John and Ena have appreciated wildlife and wild places all their lives, starting in East Africa and Scotland individually, then together in Canada and the rest of our beautiful planet.
Lake Newell and Kitsim Reservoir (AB015)
IBA Criteria: Nationally Significant for congregatory species and colonial waterbird concentrations
Habitats: deciduous woods (temperate), native grassland, freshwater lake, freshwater marsh, arable and cultivated lands, parks/gardens
The site is significant for a population of Great Plains Toad (red-listed in Alberta) and is also possibly the only site in Canada for Water Hyssop and one of only three known Alberta locations for Slender Mouse-ear Cress.
Over 1,000 American White Pelicans have been recorded here, which is about one percent of the national population. In 1976, 6,091 Ring-billed Gull nests were recorded on Lake Newell which would have been more than one percent of this species’ national population. Since then, Ring-billed Gull numbers have decreased (4,272 nests in 1998) but the numbers there are still impressive. A 1998 survey of Lake Newell and Kitsim Reservoir found these nesting species: California Gull (760 nests), American White Pelican (21 nests), Double-crested Cormorant (1,324 nests) and Caspian Tern (74 nests). Eared Grebe, Great Blue Heron and Common Tern also nest here.

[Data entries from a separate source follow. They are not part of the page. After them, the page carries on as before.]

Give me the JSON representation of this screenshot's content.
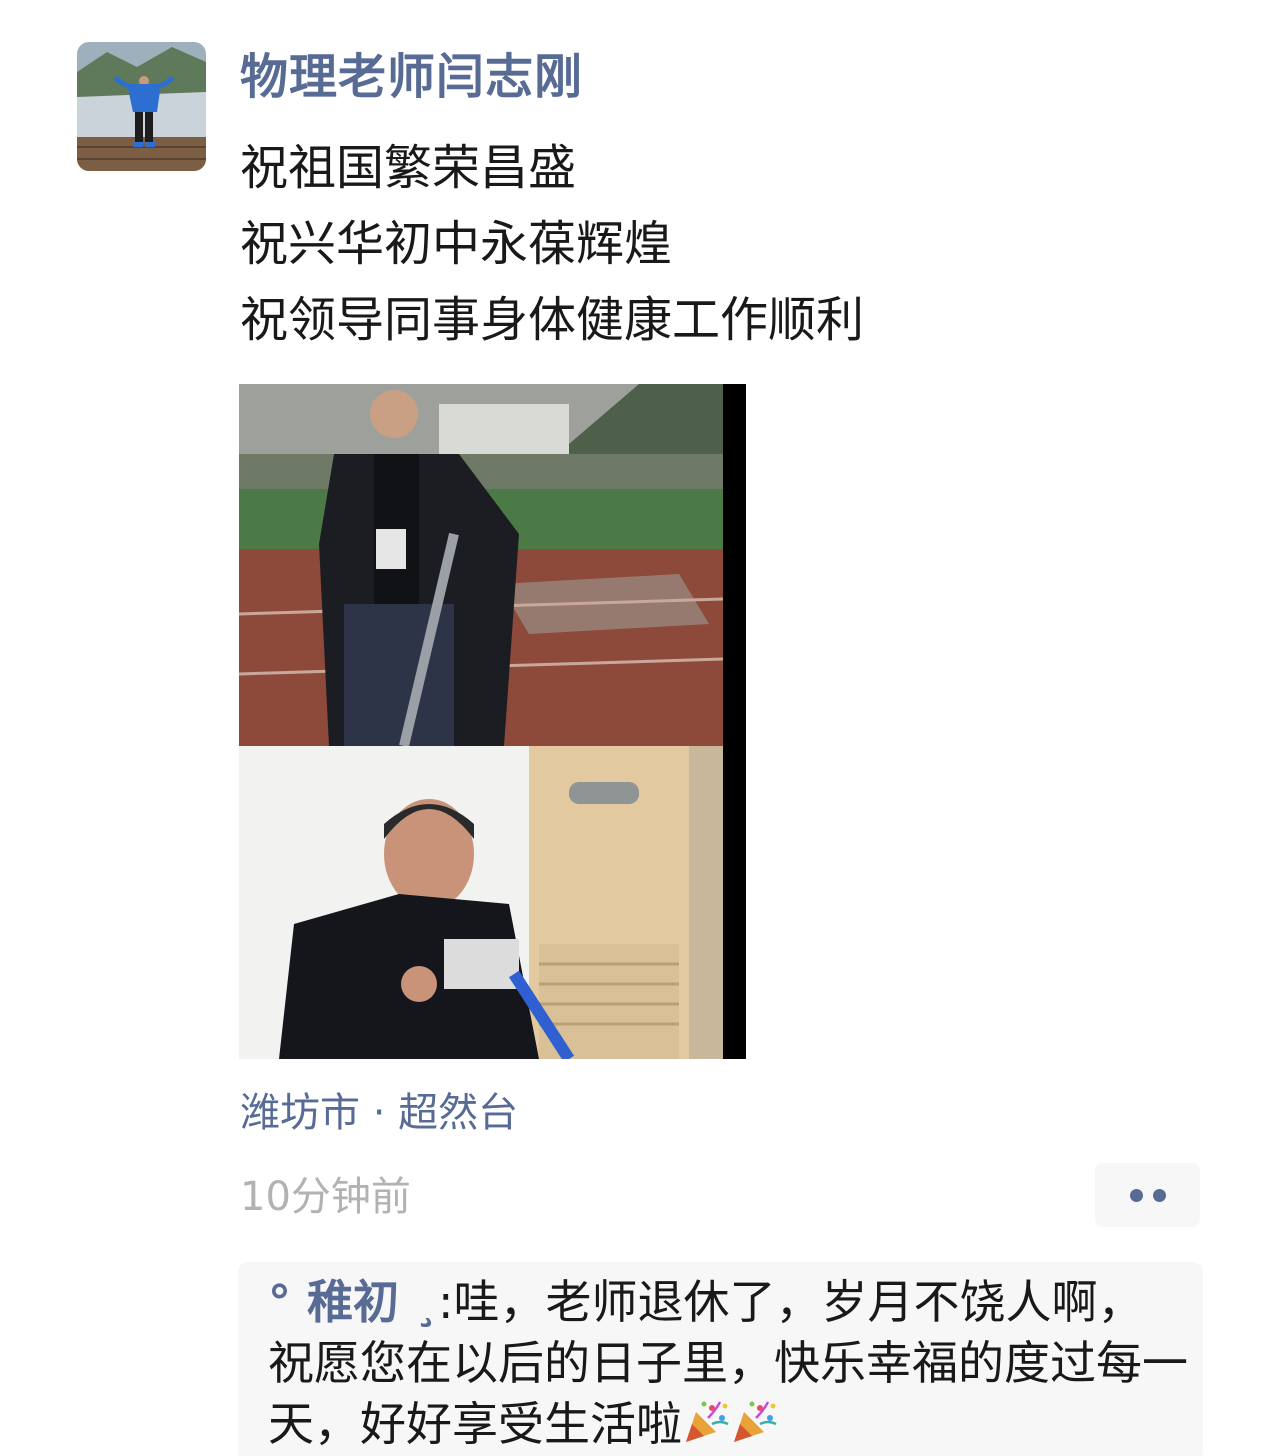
{
  "post": {
    "author": "物理老师闫志刚",
    "lines": [
      "祝祖国繁荣昌盛",
      "祝兴华初中永葆辉煌",
      "祝领导同事身体健康工作顺利"
    ],
    "location": "潍坊市 · 超然台",
    "time": "10分钟前"
  },
  "comment": {
    "author": "° 稚初 ¸",
    "separator": ":",
    "text": "哇，老师退休了，岁月不饶人啊，祝愿您在以后的日子里，快乐幸福的度过每一天，好好享受生活啦",
    "emojis": [
      "party-popper-icon",
      "party-popper-icon"
    ]
  },
  "colors": {
    "link": "#576b95",
    "text": "#191919",
    "muted": "#b2b2b2",
    "panel": "#f7f7f7"
  }
}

Shorebirds use the area during migration, in close to globally significant numbers, such as 1,300 Black-bellied Plovers (as much as 0.9 percent of the North American population) recorded in 1998. Other species with notable occurrences here are: Whimbrel, Sprague’s Pipit and Chestnut-collared Longspur. The lakes are ideal staging areas for many other bird species, e.g., Western Grebes (more than 500 summering) and waterfowl (over 3,000 a day in spring and fall).
Long-billed Curlew (nationally vulnerable) and Burrowing Owl (nationally endangered) also nest here annually. The nationally endangered Piping Plover has also been recorded here.
Canada’s Important Bird Areas Program is a science-based initiative to identify, conserve and monitor a network of sites that provide essential habitat for Canada’s bird populations. There are 43 designated Important Bird Areas in Alberta. Thirty parks help to protect all or portions of 19 Important Bird Areas in Alberta.